Parents say technology is making it harder to raise kids.
Parents today believe their roles are getting tougher, and they point to technology as the biggest reason, a survey from Barna Group reveals.
Barna polled U.S. parents of children ages 4 to 17, and 78 percent of respondents said raising kids today is more complicated than it was for their parents. When asked what makes parenting harder, 65 percent cited technology. Other reasons included increased dangers in the world (52 percent); moral decline (40 percent); finances (26 percent); bullying at school (20 percent); high academic pressure (16 percent); and rising work demands (15 percent).
In probing the extent to which technology pervades family life, Barna found that the intrusion starts early in the day and carries over to bedtime. In fact, 70 percent of parents sleep with their phones near their beds; 72 percent of preteens and 82 percent of teens do the same.
More than 60 percent of parents reach for their phones first thing in the morning, with 74 percent checking email, 48 percent looking for social media updates, and 36 percent scanning news headlines. Just 17 percent are grabbing their phones to use a Bible or devotional app.
Meanwhile, kids average five hours daily on electronic devices, such as smartphones, tablets, and computers. Four in 10 play video games after school, and 3 in 10 send texts or log on to social media.
Kids average five hours daily on electronic devices.
The digital age even affects the way some families eat. While 32 percent of parents forbid electronics at the table, another quarter strongly agree that devices significantly interrupt family meal times.
Heath Adamson, national youth director for the Assemblies of God, says these findings highlight the need for churches to disciple families and provide resources that will help them navigate a rapidly changing world.
“A subtlety Barna’s research reveals is the prevailing issue not only of rampant use, but rampant unawareness,” Adamson says. “Ministry leaders can host parenting workshops, teach on boundaries and how to take time off from technology, and connect parents with one another to share ideas and strategies.
“The days of providing a safe forum for parents to sharpen one another and learn from one another are upon us. This is an inherent value in our faith communities.”

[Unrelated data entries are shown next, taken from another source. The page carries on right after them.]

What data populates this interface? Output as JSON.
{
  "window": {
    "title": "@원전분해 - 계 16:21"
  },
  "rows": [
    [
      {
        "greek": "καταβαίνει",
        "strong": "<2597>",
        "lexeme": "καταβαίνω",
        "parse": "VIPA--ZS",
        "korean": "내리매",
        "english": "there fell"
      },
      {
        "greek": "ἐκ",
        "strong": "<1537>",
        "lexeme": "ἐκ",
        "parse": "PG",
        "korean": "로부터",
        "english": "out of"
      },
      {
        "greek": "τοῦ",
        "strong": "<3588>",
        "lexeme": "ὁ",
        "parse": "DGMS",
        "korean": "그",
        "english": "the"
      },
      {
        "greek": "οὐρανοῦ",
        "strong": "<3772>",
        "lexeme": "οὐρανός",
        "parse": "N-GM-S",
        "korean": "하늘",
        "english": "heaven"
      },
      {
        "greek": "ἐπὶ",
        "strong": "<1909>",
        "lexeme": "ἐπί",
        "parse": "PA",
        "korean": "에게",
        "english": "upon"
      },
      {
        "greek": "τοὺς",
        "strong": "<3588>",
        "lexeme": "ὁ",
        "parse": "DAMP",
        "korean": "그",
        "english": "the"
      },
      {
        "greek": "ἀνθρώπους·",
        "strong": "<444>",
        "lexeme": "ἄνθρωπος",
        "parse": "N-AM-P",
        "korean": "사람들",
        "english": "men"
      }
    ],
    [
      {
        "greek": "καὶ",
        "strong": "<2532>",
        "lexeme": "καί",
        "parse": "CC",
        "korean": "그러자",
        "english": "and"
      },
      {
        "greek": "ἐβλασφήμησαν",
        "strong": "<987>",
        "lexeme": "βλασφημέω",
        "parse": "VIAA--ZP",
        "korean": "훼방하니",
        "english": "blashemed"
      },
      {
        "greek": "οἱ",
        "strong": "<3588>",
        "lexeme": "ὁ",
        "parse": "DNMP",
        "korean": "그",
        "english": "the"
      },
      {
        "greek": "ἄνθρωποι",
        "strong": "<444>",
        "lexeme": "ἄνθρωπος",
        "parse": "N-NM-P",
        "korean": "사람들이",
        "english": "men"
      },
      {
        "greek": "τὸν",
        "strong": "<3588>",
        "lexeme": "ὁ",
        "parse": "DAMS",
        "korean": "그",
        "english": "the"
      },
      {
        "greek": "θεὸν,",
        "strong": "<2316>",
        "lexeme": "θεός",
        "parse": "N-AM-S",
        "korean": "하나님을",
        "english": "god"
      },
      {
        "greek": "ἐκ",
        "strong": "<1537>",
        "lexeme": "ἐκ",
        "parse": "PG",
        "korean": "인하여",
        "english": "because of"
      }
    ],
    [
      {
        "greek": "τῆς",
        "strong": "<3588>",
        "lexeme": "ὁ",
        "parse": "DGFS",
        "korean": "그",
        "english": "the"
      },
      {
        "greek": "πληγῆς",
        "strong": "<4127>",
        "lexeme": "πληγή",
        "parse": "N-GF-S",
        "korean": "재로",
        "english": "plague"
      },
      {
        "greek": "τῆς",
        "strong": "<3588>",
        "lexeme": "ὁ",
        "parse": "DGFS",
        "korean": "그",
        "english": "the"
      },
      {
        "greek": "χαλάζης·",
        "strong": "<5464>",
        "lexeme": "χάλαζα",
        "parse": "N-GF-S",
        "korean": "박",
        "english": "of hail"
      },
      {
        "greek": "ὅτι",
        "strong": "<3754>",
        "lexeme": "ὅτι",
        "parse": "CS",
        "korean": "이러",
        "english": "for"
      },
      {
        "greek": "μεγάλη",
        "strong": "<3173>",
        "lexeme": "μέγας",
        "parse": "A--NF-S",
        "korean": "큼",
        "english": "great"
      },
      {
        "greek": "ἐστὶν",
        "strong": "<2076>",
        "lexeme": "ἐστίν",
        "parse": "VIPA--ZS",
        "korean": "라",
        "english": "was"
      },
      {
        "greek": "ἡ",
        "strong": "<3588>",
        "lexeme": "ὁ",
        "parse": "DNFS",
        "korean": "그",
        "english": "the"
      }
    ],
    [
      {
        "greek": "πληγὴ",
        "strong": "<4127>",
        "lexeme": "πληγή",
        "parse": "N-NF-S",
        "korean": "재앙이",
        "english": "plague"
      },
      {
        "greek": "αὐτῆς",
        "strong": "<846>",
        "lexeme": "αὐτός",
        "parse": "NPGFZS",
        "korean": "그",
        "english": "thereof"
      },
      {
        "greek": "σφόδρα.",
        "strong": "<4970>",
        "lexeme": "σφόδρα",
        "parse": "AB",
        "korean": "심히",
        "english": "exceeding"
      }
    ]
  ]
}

The information appears in a newly released book by Andy Crouch, The Tech-Wise Family: Everyday Steps for Putting Technology in Its Proper Place, created in partnership with Barna Group.